If you find yourself anywhere near ground zero without proper protection, your chances aren’t good. However, this doesn’t mean that there’s absolutely nothing that you can do.

One of the most important things you can do is have ready access to a quality hazmat suit and gas mask with an appropriate filter. We at MIRA Safety can help you with that.

Our MOPP-1 Protective Suit is easily one of the most durable and long-lasting CBRN suits on the market. It’s comprised of puncture-resistant, semi-permeable combination of ripstop nylon and polyamide with a carbon filter lining.

Unlike traditional hazmat suits, the unique construction of a MOPP suit affords the user with breathability throughout the entire body. That means longer hours of use without experiencing pure exhaustion from physical exertion. Additionally, the integrated carbon spheres in the lining of the suit provides a human sized active filter that adsorbs toxic chemical warfare agents such as VX gas.  

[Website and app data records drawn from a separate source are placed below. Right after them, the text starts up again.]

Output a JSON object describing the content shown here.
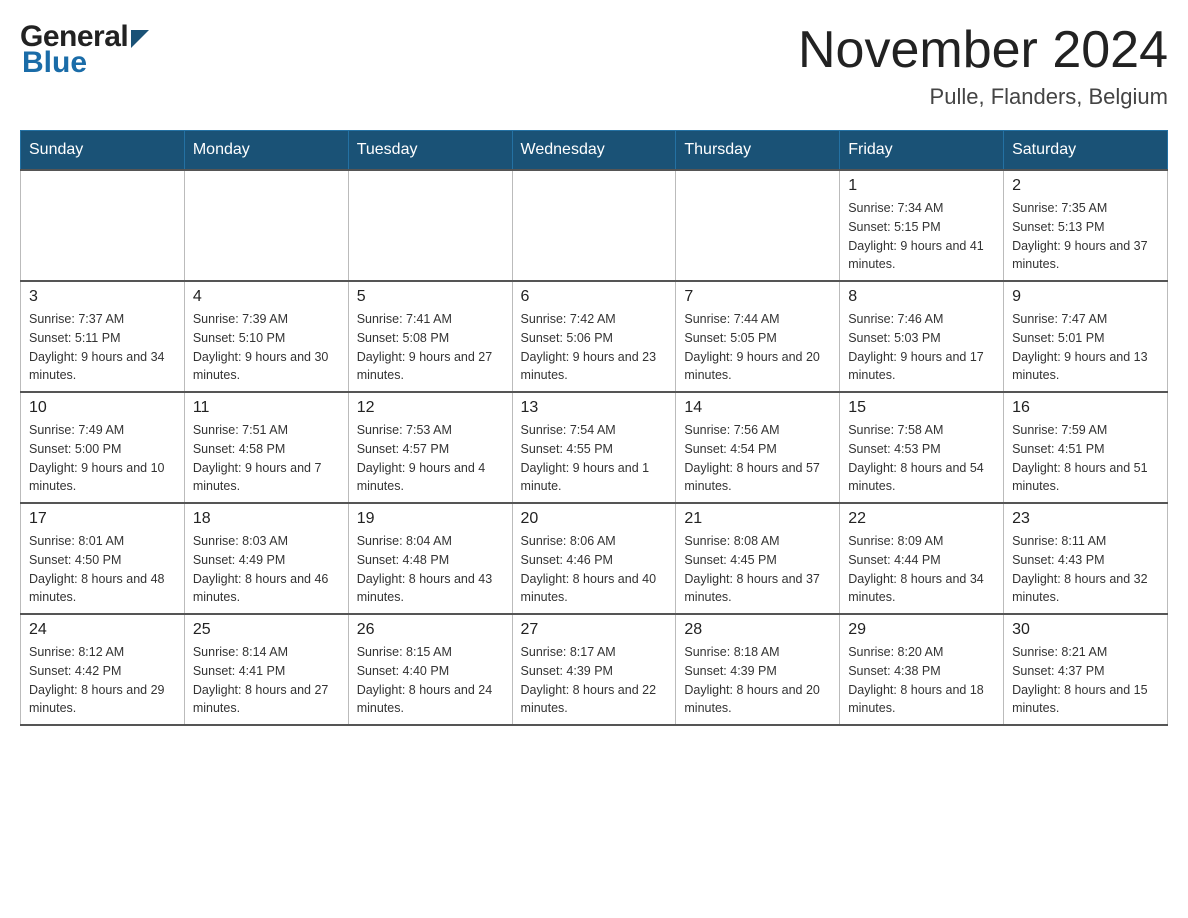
{
  "header": {
    "month_title": "November 2024",
    "location": "Pulle, Flanders, Belgium",
    "logo_general": "General",
    "logo_blue": "Blue"
  },
  "days_of_week": [
    "Sunday",
    "Monday",
    "Tuesday",
    "Wednesday",
    "Thursday",
    "Friday",
    "Saturday"
  ],
  "weeks": [
    {
      "days": [
        {
          "number": "",
          "info": "",
          "empty": true
        },
        {
          "number": "",
          "info": "",
          "empty": true
        },
        {
          "number": "",
          "info": "",
          "empty": true
        },
        {
          "number": "",
          "info": "",
          "empty": true
        },
        {
          "number": "",
          "info": "",
          "empty": true
        },
        {
          "number": "1",
          "info": "Sunrise: 7:34 AM\nSunset: 5:15 PM\nDaylight: 9 hours and 41 minutes."
        },
        {
          "number": "2",
          "info": "Sunrise: 7:35 AM\nSunset: 5:13 PM\nDaylight: 9 hours and 37 minutes."
        }
      ]
    },
    {
      "days": [
        {
          "number": "3",
          "info": "Sunrise: 7:37 AM\nSunset: 5:11 PM\nDaylight: 9 hours and 34 minutes."
        },
        {
          "number": "4",
          "info": "Sunrise: 7:39 AM\nSunset: 5:10 PM\nDaylight: 9 hours and 30 minutes."
        },
        {
          "number": "5",
          "info": "Sunrise: 7:41 AM\nSunset: 5:08 PM\nDaylight: 9 hours and 27 minutes."
        },
        {
          "number": "6",
          "info": "Sunrise: 7:42 AM\nSunset: 5:06 PM\nDaylight: 9 hours and 23 minutes."
        },
        {
          "number": "7",
          "info": "Sunrise: 7:44 AM\nSunset: 5:05 PM\nDaylight: 9 hours and 20 minutes."
        },
        {
          "number": "8",
          "info": "Sunrise: 7:46 AM\nSunset: 5:03 PM\nDaylight: 9 hours and 17 minutes."
        },
        {
          "number": "9",
          "info": "Sunrise: 7:47 AM\nSunset: 5:01 PM\nDaylight: 9 hours and 13 minutes."
        }
      ]
    },
    {
      "days": [
        {
          "number": "10",
          "info": "Sunrise: 7:49 AM\nSunset: 5:00 PM\nDaylight: 9 hours and 10 minutes."
        },
        {
          "number": "11",
          "info": "Sunrise: 7:51 AM\nSunset: 4:58 PM\nDaylight: 9 hours and 7 minutes."
        },
        {
          "number": "12",
          "info": "Sunrise: 7:53 AM\nSunset: 4:57 PM\nDaylight: 9 hours and 4 minutes."
        },
        {
          "number": "13",
          "info": "Sunrise: 7:54 AM\nSunset: 4:55 PM\nDaylight: 9 hours and 1 minute."
        },
        {
          "number": "14",
          "info": "Sunrise: 7:56 AM\nSunset: 4:54 PM\nDaylight: 8 hours and 57 minutes."
        },
        {
          "number": "15",
          "info": "Sunrise: 7:58 AM\nSunset: 4:53 PM\nDaylight: 8 hours and 54 minutes."
        },
        {
          "number": "16",
          "info": "Sunrise: 7:59 AM\nSunset: 4:51 PM\nDaylight: 8 hours and 51 minutes."
        }
      ]
    },
    {
      "days": [
        {
          "number": "17",
          "info": "Sunrise: 8:01 AM\nSunset: 4:50 PM\nDaylight: 8 hours and 48 minutes."
        },
        {
          "number": "18",
          "info": "Sunrise: 8:03 AM\nSunset: 4:49 PM\nDaylight: 8 hours and 46 minutes."
        },
        {
          "number": "19",
          "info": "Sunrise: 8:04 AM\nSunset: 4:48 PM\nDaylight: 8 hours and 43 minutes."
        },
        {
          "number": "20",
          "info": "Sunrise: 8:06 AM\nSunset: 4:46 PM\nDaylight: 8 hours and 40 minutes."
        },
        {
          "number": "21",
          "info": "Sunrise: 8:08 AM\nSunset: 4:45 PM\nDaylight: 8 hours and 37 minutes."
        },
        {
          "number": "22",
          "info": "Sunrise: 8:09 AM\nSunset: 4:44 PM\nDaylight: 8 hours and 34 minutes."
        },
        {
          "number": "23",
          "info": "Sunrise: 8:11 AM\nSunset: 4:43 PM\nDaylight: 8 hours and 32 minutes."
        }
      ]
    },
    {
      "days": [
        {
          "number": "24",
          "info": "Sunrise: 8:12 AM\nSunset: 4:42 PM\nDaylight: 8 hours and 29 minutes."
        },
        {
          "number": "25",
          "info": "Sunrise: 8:14 AM\nSunset: 4:41 PM\nDaylight: 8 hours and 27 minutes."
        },
        {
          "number": "26",
          "info": "Sunrise: 8:15 AM\nSunset: 4:40 PM\nDaylight: 8 hours and 24 minutes."
        },
        {
          "number": "27",
          "info": "Sunrise: 8:17 AM\nSunset: 4:39 PM\nDaylight: 8 hours and 22 minutes."
        },
        {
          "number": "28",
          "info": "Sunrise: 8:18 AM\nSunset: 4:39 PM\nDaylight: 8 hours and 20 minutes."
        },
        {
          "number": "29",
          "info": "Sunrise: 8:20 AM\nSunset: 4:38 PM\nDaylight: 8 hours and 18 minutes."
        },
        {
          "number": "30",
          "info": "Sunrise: 8:21 AM\nSunset: 4:37 PM\nDaylight: 8 hours and 15 minutes."
        }
      ]
    }
  ]
}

The MOPP-1 Suit can be stored in your home or car in a wide variety of climates, so you could easily have it on hand in case of emergency.

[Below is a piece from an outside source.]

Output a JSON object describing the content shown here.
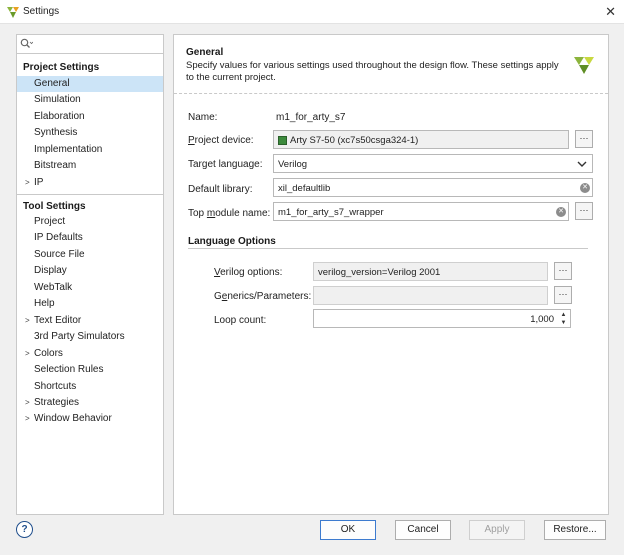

For gas masks, we recommend our CM-7M.

If there’s a VX release, you’re likely maneuvering through a war zone, and the tapered design of this mask makes it much easier to get a good sight picture with your rifle while still staying protected against chemical agents.

What’s more, the CM-7M comes in 3 different sizes. That allows you to find a perfect fitting mask for every member of your family.

This mask was designed in cooperation with the Czech Army, and the bromobutyl rubber of the face piece provides superior CW protection. When combined with a suitable filter such as the NBC-77, you’ll have a gas mask that can protect you against VX and a wide array of other CW agents.

WA Serious Threat

A VX landmine.

While getting gassed by a VX spray is not the most likely threat out there, the fact remains that VX is still a valid threat that deserves to be respected and understood.

Especially if you live in a country that’s at odds with Russia, the Middle East, or North Korea. Because each of these states almost certainly possesses nerve agents like VX gas. Will they use these weapons?

Only time can tell. But it’s worth noting that nuclear weapons aren’t the only weapons of mass destruction that enemy nations to America possess.

Regardless of whether these weapons are used anytime in the meantime or not, given advance warning of a release, quickly donning your hazmat gear and gas mask can help you stay alive.

The catch here is that you must ensure that you have the appropriate equipment beforehand.

And hopefully, we’ve helped to demonstrate here just one of the many reasons why you may want to do that.